The future of drumming involves electronics
Incredible advances have been made in the acoustic drum world – from pioneering shell construction and materials, to durable, synthetic drum heads – but the basic concept of a tensioned skin stretched over a shell that vibrates when struck has barely changed in centuries.
So, the acoustic drum revolution has peaked, but what about electronic drums? Their future potential is only constrained by the technology available. Modules will become infinitely more powerful, sampling and sensor technology will evolve, and taking your stick to a pad will feel and sound unbelievably realistic. E-kits will continue to ‘borrow’ acoustic drum visuals, too – take a look at Roland’s new TD-50KV to see where things are headed: the kit features a 14” snare pad, an 18” ride cymbal, and an optional KD-A22 kick drum converter that brings the feel and look of a 22” acoustic bass drum to your electronic kit.
Could the functionality and versatility of electronic drums, combined with the traditional look of acoustic drums, inspire a new movement of e-kits on stage and in studios? And how about a complete blend of both, fusing electronic kits, hybrid setups with additional sequencers and sound modules? Case in point, check out this drum jam featuring Michael Schack and Tony Royster Jr – doesn’t need to be complicated and is a lot of fun.
Drummers are officially as fit as football players, and fitness wearables are booming, so here’s a not-so wild idea: fitness tracking drumsticks. The Bluetooth connected sticks could include sensors to track body temperature, heart rate, hydration levels and timekeeping (via a built-in metronome that uses haptic feedback to tap out the tempo). A companion app could log your fitness stats and tell you how steady your tempo was through the gig. On second thoughts…
Careers behind the kit
Understanding electronics will be key to maintaining session work in the future
We’ve advised you on how to forge a successful career as a drummer (you have read it, haven’t you?), but what about the long-term future of professional drumming? If the drum machine boom of the ’80s taught us anything it’s that, even when session drummers appear to be verging on extinction, there will always be room for talented, musical players with the right attitude.
A solid reputation and proven recording and performing experience will always be important to landing those big gigs, but increasingly so will a diversity of skills and your ability to adapt to different scenarios – that could mean you’re doing a studio session one day, a theatre gig the following week, and a corporate function on the weekend.

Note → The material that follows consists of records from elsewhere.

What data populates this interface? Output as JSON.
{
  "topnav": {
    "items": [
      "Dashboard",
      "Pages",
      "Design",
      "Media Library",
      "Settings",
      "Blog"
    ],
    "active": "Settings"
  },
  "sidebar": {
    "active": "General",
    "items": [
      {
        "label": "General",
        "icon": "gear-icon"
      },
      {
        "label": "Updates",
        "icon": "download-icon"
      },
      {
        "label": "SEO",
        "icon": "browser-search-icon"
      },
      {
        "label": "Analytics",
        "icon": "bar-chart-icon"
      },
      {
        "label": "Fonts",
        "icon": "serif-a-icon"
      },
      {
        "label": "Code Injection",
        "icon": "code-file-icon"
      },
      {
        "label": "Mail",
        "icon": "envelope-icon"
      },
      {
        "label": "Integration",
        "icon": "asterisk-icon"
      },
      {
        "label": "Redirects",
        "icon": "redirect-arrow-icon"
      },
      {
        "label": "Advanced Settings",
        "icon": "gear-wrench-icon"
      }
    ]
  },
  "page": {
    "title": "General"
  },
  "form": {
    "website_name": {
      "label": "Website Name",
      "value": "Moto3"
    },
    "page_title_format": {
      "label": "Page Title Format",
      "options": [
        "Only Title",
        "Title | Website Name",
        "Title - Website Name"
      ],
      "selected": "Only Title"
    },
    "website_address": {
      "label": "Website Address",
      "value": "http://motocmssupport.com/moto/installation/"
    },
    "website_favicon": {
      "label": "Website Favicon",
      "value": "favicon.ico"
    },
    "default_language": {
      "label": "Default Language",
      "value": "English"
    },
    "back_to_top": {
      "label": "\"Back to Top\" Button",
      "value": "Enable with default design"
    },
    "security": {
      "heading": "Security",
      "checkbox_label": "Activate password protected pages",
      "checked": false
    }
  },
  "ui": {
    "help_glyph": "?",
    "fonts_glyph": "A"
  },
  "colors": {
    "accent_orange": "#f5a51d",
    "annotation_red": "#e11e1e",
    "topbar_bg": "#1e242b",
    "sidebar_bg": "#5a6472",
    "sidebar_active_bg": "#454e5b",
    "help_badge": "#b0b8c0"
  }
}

You’ll need to be a drumming chameleon, ready to handle any number of styles. What’s more, adding skills such as percussion or vocals to your arsenal will instantly open up more opportunities for you.
As studio numbers dwindle, producers will be on the lookout for talented drummers who can record their parts remotely. Recording software and hardware will continue to evolve, making this a viable route for any drummer with an appropriate recording space at their disposal.
Finally, if you only take one thing away from this blog, it should be this: understanding electronics and knowing how to use them effectively as part of your set-up will be key to maintaining session work in the future. More artists, MDs and producers will demand drummers who can replicate album sounds, trigger backing tracks and deliver consistent sound on stage – and in the studio, too – and you’ll be expected to know what you’re doing.
Whatever the future holds for drummers, there will always be a need for real drummers, playing great-sounding drums and making exciting music.